The following table defines the database states.
Database is available for access. The primary filegroup is online, although the undo phase of recovery may not have been completed.
Database is unavailable. A database becomes offline by explicit user action and remains offline until additional user action is taken. For example, the database may be taken offline in order to move a file to a new disk. The database is then brought back online after the move has been completed.
One or more files of the primary filegroup are being restored, or one or more secondary files are being restored offline. The database is unavailable.
Database is being recovered. The recovering process is a transient state; the database will automatically become online if the recovery succeeds. If the recovery fails, the database will become suspect. The database is unavailable.
SQL Server has encountered a resource-related error during recovery. The database is not damaged, but files may be missing or system resource limitations may be preventing it from starting. The database is unavailable. Additional action by the user is required to resolve the error and let the recovery process be completed.

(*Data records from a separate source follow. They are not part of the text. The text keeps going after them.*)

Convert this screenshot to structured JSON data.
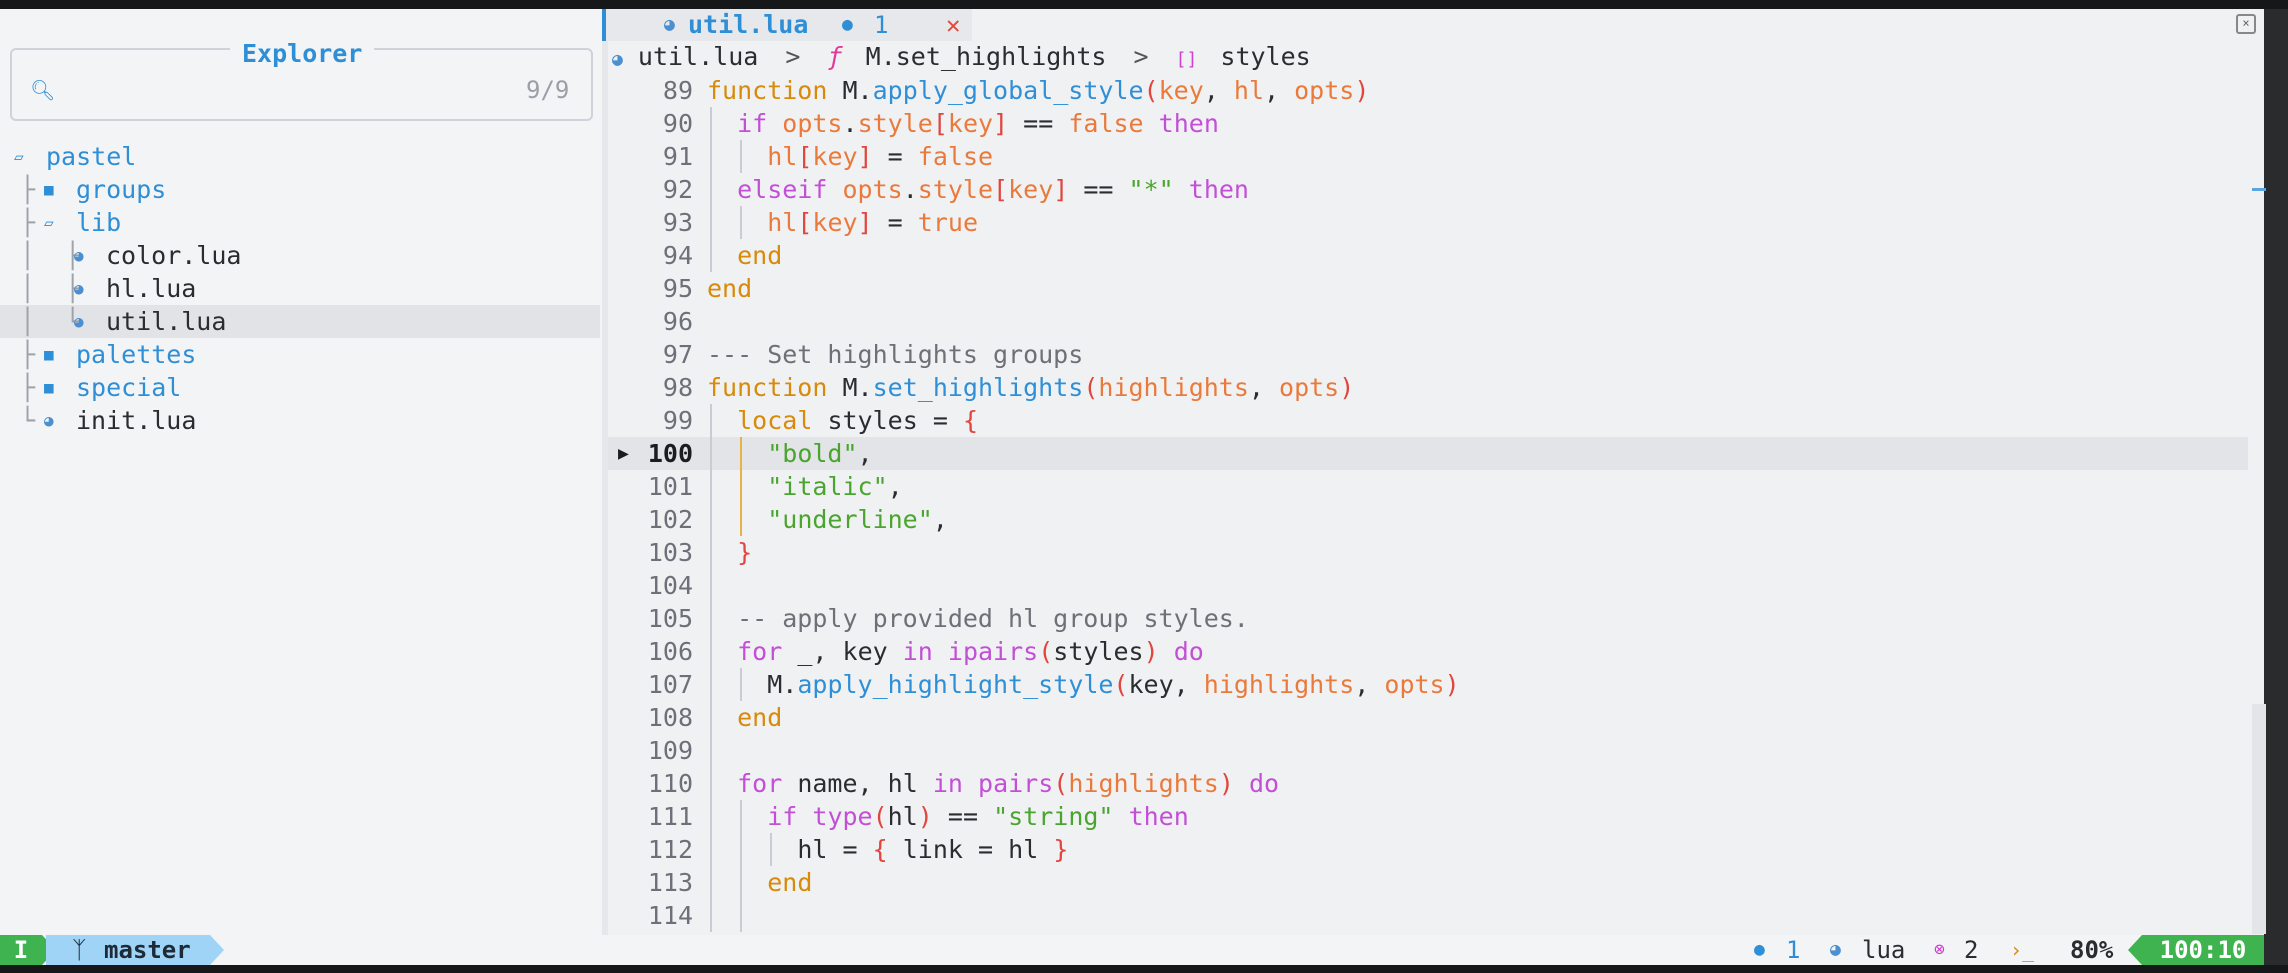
{
  "colors": {
    "accent": "#2f8fd6",
    "mode_green": "#3fb34f",
    "branch_bg": "#9fd4f6",
    "keyword": "#d88a0a",
    "keyword2": "#c34fd7",
    "string": "#4aa52e",
    "param": "#ea7a3c",
    "close": "#e24a3a"
  },
  "explorer": {
    "title": "Explorer",
    "search_icon": "search-icon",
    "count": "9/9",
    "tree": [
      {
        "label": "pastel",
        "type": "folder-open",
        "guide": ""
      },
      {
        "label": "groups",
        "type": "folder",
        "guide": "├"
      },
      {
        "label": "lib",
        "type": "folder-open",
        "guide": "├"
      },
      {
        "label": "color.lua",
        "type": "file",
        "guide": "│ ├"
      },
      {
        "label": "hl.lua",
        "type": "file",
        "guide": "│ ├"
      },
      {
        "label": "util.lua",
        "type": "file",
        "guide": "│ └",
        "selected": true
      },
      {
        "label": "palettes",
        "type": "folder",
        "guide": "├"
      },
      {
        "label": "special",
        "type": "folder",
        "guide": "├"
      },
      {
        "label": "init.lua",
        "type": "file",
        "guide": "└"
      }
    ]
  },
  "tab": {
    "name": "util.lua",
    "diagnostics": "1",
    "close_icon": "close-icon"
  },
  "breadcrumb": {
    "file": "util.lua",
    "separator": ">",
    "function": "M.set_highlights",
    "variable": "styles"
  },
  "editor": {
    "current_line": "100",
    "lines": [
      {
        "n": "89",
        "text": "function M.apply_global_style(key, hl, opts)"
      },
      {
        "n": "90",
        "text": "  if opts.style[key] == false then"
      },
      {
        "n": "91",
        "text": "    hl[key] = false"
      },
      {
        "n": "92",
        "text": "  elseif opts.style[key] == \"*\" then"
      },
      {
        "n": "93",
        "text": "    hl[key] = true"
      },
      {
        "n": "94",
        "text": "  end"
      },
      {
        "n": "95",
        "text": "end"
      },
      {
        "n": "96",
        "text": ""
      },
      {
        "n": "97",
        "text": "--- Set highlights groups"
      },
      {
        "n": "98",
        "text": "function M.set_highlights(highlights, opts)"
      },
      {
        "n": "99",
        "text": "  local styles = {"
      },
      {
        "n": "100",
        "text": "    \"bold\","
      },
      {
        "n": "101",
        "text": "    \"italic\","
      },
      {
        "n": "102",
        "text": "    \"underline\","
      },
      {
        "n": "103",
        "text": "  }"
      },
      {
        "n": "104",
        "text": ""
      },
      {
        "n": "105",
        "text": "  -- apply provided hl group styles."
      },
      {
        "n": "106",
        "text": "  for _, key in ipairs(styles) do"
      },
      {
        "n": "107",
        "text": "    M.apply_highlight_style(key, highlights, opts)"
      },
      {
        "n": "108",
        "text": "  end"
      },
      {
        "n": "109",
        "text": ""
      },
      {
        "n": "110",
        "text": "  for name, hl in pairs(highlights) do"
      },
      {
        "n": "111",
        "text": "    if type(hl) == \"string\" then"
      },
      {
        "n": "112",
        "text": "      hl = { link = hl }"
      },
      {
        "n": "113",
        "text": "    end"
      },
      {
        "n": "114",
        "text": ""
      }
    ]
  },
  "statusbar": {
    "mode": "I",
    "branch_icon": "git-branch-icon",
    "branch": "master",
    "diagnostics": "1",
    "filetype": "lua",
    "errors": "2",
    "percent": "80%",
    "position": "100:10"
  }
}
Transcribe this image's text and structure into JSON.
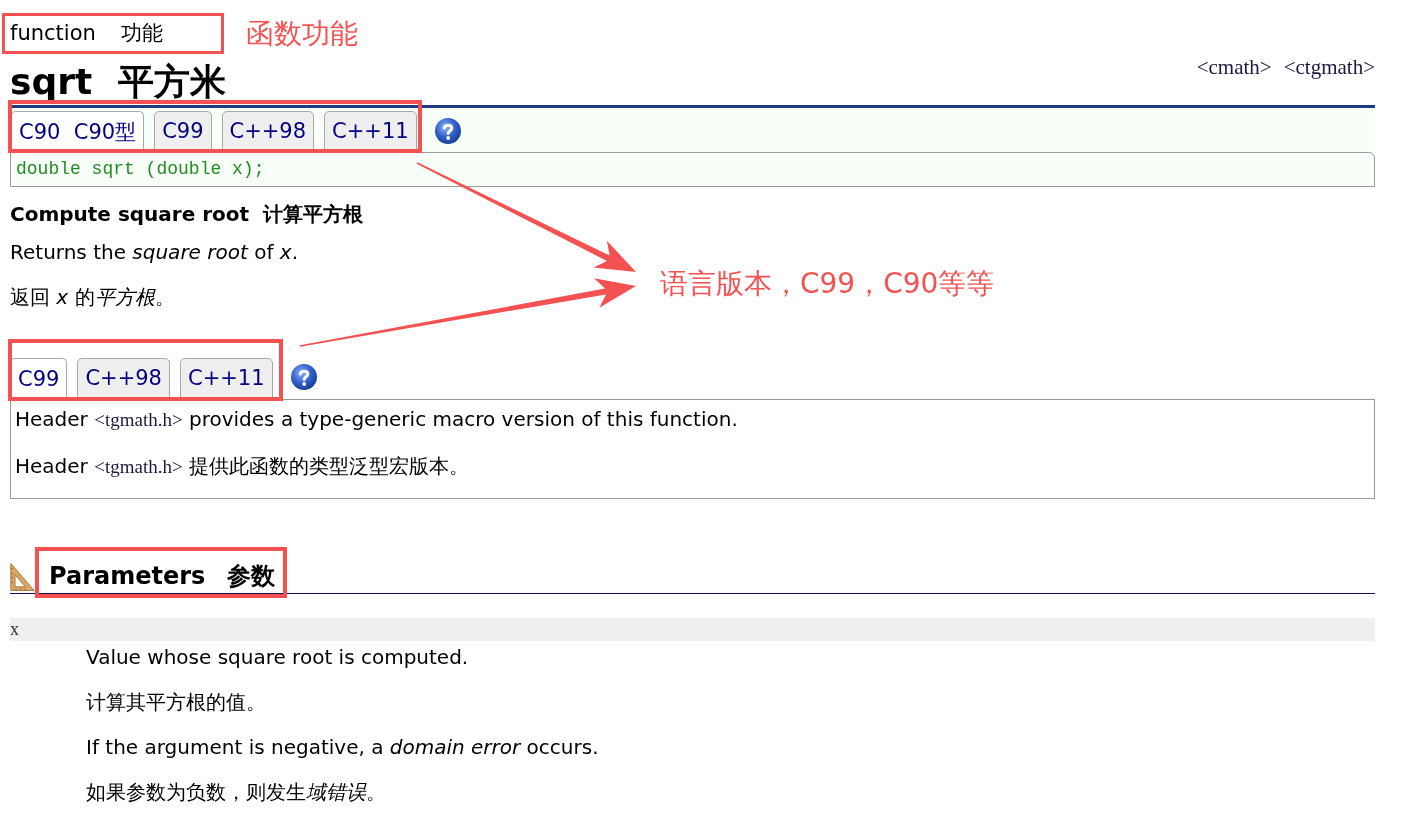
{
  "header": {
    "category": "function",
    "category_zh": "功能",
    "title": "sqrt",
    "title_zh": "平方米",
    "headers": [
      "<cmath>",
      "<ctgmath>"
    ]
  },
  "prototype_tabs": [
    {
      "label": "C90  C90型",
      "selected": true
    },
    {
      "label": "C99",
      "selected": false
    },
    {
      "label": "C++98",
      "selected": false
    },
    {
      "label": "C++11",
      "selected": false
    }
  ],
  "prototype": "double sqrt (double x);",
  "summary": {
    "heading": "Compute square root",
    "heading_zh": "计算平方根",
    "paragraphs": [
      [
        {
          "text": "Returns the ",
          "italic": false
        },
        {
          "text": "square root",
          "italic": true
        },
        {
          "text": " of ",
          "italic": false
        },
        {
          "text": "x",
          "italic": true
        },
        {
          "text": ".",
          "italic": false
        }
      ],
      [
        {
          "text": "返回 ",
          "italic": false
        },
        {
          "text": "x",
          "italic": true
        },
        {
          "text": " 的",
          "italic": false
        },
        {
          "text": "平方根",
          "italic": true
        },
        {
          "text": "。",
          "italic": false
        }
      ]
    ]
  },
  "note_tabs": [
    {
      "label": "C99",
      "selected": true
    },
    {
      "label": "C++98",
      "selected": false
    },
    {
      "label": "C++11",
      "selected": false
    }
  ],
  "note": [
    {
      "before": "Header",
      "header": "<tgmath.h>",
      "after": "provides a type-generic macro version of this function."
    },
    {
      "before": "Header",
      "header": "<tgmath.h>",
      "after": "提供此函数的类型泛型宏版本。"
    }
  ],
  "parameters": {
    "heading": "Parameters",
    "heading_zh": "参数",
    "items": [
      {
        "name": "x",
        "description": [
          [
            {
              "text": "Value whose square root is computed.",
              "italic": false
            }
          ],
          [
            {
              "text": "计算其平方根的值。",
              "italic": false
            }
          ],
          [
            {
              "text": "If the argument is negative, a ",
              "italic": false
            },
            {
              "text": "domain error",
              "italic": true
            },
            {
              "text": " occurs.",
              "italic": false
            }
          ],
          [
            {
              "text": "如果参数为负数，则发生",
              "italic": false
            },
            {
              "text": "域错误",
              "italic": true
            },
            {
              "text": "。",
              "italic": false
            }
          ]
        ]
      }
    ]
  },
  "annotations": {
    "function_note": "函数功能",
    "versions_note": "语言版本，C99，C90等等"
  }
}
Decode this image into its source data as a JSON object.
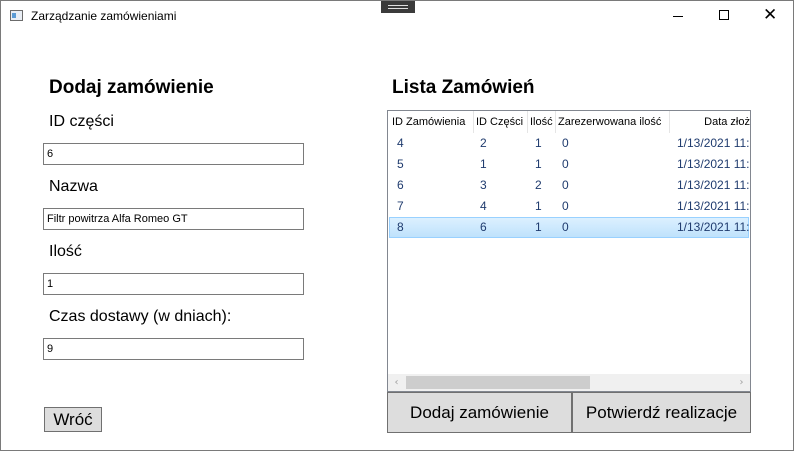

At least the primary filegroup is suspect and may be damaged. The database cannot be recovered during startup of SQL Server. The database is unavailable. Additional action by the user is required to resolve the problem.
User has changed the database and set the status to EMERGENCY. The database is in single-user mode and may be repaired or restored. The database is marked READ_ONLY, logging is disabled, and access is limited to members of the sysadmin fixed server role. EMERGENCY is primarily used for troubleshooting purposes. For example, a database marked as suspect can be set to the EMERGENCY state. This could permit the system administrator read-only access to the database. Only members of the sysadmin fixed server role can set a database to the EMERGENCY state.